*** Opening of DATA TO EXAMINE ***
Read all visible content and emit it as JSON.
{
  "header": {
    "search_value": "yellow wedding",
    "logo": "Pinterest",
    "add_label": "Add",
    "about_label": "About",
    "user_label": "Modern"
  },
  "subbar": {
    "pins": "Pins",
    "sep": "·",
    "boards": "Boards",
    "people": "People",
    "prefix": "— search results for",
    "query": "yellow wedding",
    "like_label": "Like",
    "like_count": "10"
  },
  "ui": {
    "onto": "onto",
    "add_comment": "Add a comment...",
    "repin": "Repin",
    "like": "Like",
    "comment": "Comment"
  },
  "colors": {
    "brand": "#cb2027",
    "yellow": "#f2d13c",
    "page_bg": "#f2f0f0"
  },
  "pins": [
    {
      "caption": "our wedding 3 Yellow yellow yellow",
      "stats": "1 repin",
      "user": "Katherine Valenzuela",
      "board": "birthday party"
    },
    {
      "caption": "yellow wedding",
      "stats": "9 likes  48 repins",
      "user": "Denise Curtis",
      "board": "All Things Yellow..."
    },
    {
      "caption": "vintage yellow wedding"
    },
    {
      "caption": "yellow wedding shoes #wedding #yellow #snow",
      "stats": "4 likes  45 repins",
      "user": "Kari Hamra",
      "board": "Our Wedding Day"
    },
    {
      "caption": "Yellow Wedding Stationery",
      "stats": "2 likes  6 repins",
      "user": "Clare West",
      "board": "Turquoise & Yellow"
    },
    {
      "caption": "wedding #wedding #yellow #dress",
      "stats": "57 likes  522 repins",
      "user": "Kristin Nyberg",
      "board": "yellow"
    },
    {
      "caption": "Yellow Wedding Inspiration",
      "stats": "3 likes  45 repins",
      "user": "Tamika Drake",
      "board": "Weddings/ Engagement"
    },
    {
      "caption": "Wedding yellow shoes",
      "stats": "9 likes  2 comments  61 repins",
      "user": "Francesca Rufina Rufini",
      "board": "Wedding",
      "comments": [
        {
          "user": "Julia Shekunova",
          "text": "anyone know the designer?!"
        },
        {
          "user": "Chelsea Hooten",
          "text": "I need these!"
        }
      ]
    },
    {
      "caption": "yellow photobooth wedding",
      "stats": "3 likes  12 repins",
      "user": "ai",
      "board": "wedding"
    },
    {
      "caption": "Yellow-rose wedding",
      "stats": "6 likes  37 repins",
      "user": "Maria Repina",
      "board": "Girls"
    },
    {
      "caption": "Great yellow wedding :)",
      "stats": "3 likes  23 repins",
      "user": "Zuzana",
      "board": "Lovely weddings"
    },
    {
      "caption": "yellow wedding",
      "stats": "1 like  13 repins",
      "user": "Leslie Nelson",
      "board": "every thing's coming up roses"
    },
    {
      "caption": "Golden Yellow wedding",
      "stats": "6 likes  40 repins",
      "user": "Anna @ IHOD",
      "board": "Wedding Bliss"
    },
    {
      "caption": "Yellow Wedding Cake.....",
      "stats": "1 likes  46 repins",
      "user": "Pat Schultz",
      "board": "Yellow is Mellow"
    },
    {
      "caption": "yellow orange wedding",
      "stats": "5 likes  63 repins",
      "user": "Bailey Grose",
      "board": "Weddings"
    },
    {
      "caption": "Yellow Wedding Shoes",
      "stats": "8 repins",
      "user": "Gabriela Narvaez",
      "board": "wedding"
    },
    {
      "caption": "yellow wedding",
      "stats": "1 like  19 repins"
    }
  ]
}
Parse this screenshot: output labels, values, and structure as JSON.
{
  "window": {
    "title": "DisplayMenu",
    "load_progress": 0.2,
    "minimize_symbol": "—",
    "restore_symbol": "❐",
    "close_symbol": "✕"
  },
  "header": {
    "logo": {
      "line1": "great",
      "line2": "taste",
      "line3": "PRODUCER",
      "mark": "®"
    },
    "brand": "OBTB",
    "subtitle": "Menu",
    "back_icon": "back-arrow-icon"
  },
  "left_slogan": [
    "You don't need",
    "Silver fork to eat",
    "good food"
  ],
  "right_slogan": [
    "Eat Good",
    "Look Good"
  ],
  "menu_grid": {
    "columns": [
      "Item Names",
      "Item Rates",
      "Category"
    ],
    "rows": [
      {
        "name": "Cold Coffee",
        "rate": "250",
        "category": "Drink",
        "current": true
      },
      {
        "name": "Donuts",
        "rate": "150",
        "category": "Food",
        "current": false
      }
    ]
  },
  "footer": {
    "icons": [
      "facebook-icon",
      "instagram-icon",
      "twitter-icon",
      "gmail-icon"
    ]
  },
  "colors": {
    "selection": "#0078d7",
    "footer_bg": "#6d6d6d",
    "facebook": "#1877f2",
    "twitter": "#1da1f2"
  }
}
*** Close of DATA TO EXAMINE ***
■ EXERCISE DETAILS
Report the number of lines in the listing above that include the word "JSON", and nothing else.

■ SOLUTION FOR THIS EXERCISE
2